Last Labor Day, 2013, I was scheduled to work at the newspaper that shall not be named. As I had absolutely no assignments, instead of doing what was expected – going into the office and staring at the computer in case who knows what happened besides a police thing (to which I was not assigned) – I kicked around the local mall and talked to people who were working on Labor Day.
Since it’s a federal holiday, no one expects to get mail, do any banking, or go to court on Labor Day.
When it comes to shopping and eating out on a day that some have off work, it’s a more hit-and-miss proposition.
Many of the national chains and car dealers call the holiday their second biggest shopping weekend of the year, behind Thanksgiving. The holiday was instituted by President Grover Cleveland in 1894 as an alternative to the May 1 holiday many countries have adopted to commemorate the 1886 Haymarket riot in Chicago, which occurred during a strike for the eight-hour workday.
Around Hughesville, the locally owned businesses were mostly misses for those looking to shop or eat.

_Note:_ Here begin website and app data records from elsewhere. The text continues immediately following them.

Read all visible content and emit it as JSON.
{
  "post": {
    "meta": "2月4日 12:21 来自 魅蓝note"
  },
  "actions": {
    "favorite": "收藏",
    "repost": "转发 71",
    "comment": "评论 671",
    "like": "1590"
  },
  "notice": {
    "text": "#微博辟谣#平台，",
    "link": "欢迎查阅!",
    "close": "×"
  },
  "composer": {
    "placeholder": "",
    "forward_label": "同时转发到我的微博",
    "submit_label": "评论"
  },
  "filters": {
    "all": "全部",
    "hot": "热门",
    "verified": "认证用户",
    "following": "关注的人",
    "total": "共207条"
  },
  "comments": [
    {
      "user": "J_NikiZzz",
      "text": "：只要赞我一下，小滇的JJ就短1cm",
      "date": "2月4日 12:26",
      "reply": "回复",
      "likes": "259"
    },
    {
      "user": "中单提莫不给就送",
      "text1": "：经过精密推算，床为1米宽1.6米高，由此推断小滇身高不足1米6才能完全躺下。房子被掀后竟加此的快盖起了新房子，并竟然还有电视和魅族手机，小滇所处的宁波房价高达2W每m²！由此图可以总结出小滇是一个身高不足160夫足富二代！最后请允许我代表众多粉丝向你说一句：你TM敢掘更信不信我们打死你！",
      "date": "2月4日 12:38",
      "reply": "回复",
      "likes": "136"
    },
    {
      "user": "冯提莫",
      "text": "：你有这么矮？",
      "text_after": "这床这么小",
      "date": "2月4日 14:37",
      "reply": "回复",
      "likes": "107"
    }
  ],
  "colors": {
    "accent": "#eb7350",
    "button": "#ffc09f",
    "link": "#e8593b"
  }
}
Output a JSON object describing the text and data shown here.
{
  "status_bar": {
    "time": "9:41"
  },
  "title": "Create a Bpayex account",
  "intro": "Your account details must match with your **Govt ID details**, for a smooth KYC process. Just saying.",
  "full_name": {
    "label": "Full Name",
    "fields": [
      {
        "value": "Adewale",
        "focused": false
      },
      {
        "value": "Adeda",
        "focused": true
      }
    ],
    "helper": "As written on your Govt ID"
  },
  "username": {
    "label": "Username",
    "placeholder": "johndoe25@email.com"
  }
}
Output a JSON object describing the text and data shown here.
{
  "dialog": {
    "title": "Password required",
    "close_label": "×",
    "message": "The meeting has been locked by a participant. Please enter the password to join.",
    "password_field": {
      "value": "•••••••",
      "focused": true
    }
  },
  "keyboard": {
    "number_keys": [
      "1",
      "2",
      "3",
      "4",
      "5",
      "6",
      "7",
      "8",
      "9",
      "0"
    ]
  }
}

Freezer’s Auto Parts, Mark’s Shoes, the Spartan Pub, and Springman’s Country Store were just some of the businesses taking the day off. Only the beer distributor, the tobacco store, and the gas station were open.
Neal Babb and his ladyfriend Wendy pulled into the TJ’s Market lot in Hughesville for some hoagies in early afternoon and found nothing but disappointment.
“It’s Labor Day and nothing is open,” Babb said. “People should be laboring. I worked today, I just got off.”
Around the mall, the chains were open for consumption.
“It’s a perfect time to pick up items you need for fall family get-togethers,” the Big Lots public address told shoppers. “Take advantage of great deals now.”
Michelle Parker was stocking the Halloween shelves with such necessities as $10 Teardrop Petticoats and Haunted Mirror Ghouls that sell for $17.50.
“It’s fun, fun,” Parker said as she shelved a bin full of Venetian Raven Masks. “You just can’t pay attention to the dates. It’s just another day.”
On an oppressive, humid day that never got around to raining, sales were quickest in the morning.
“It was crazy” at Macy’s to begin the day, Misses clothing associate Rita Koch said as she chattered with her comrades. “You think ‘where are they coming from? Did it start raining?’ There are a lot of people getting ready for fall. Kids getting things to wear to the football games, college kids home getting things to take back. You have to make it fun for Labor Day.”
The weather has a strong correlation with how busy stores get, according to several retail workers: the nicer it is outside, the more people stay out of the mall.
The rain holding off and keeping business down isn’t necessarily a good thing for Sears salesmen who are paid on commission.
“We were pretty busy earlier,” one salesman said, who asked not to be named. “If it rains on a holiday, in retail, forget about it. Today, everyone’s out eating, drinking, having fun.”
Jamie Homnick was stocking romance novels at BAM!, where Scott Fitzgerald’s “The Great Gatsby” is still holding down the number one spot in paperback sales despite the bookstore recently replacing 10 feet of its upfront book display with racks of T-shirts bearing mottoes like “Make Bacon Not War” and “Zombie Attack Survival Kit.”
“It’s been terrible,” Homnick said. “Terribly busy. All I’m thinking about is food.”
“A long day” was the general sentiment among employees folding Levi’s at Sears, inventorying Disney backpacks at Target, and selling Nikes at the Finish Line.
“I heard there was some sort of concert here,” said a Finish Line saleswoman. “I didn’t hear it. Sometimes it’s quiet, and then sometimes everyone comes in all at once.”
Of the workers surveyed, some were getting time and a half for their holiday work, some were getting a couple dollars more an hour, some weren’t getting paid anything extra, and some weren’t sure.
“It depends who you are,” one Target employee said.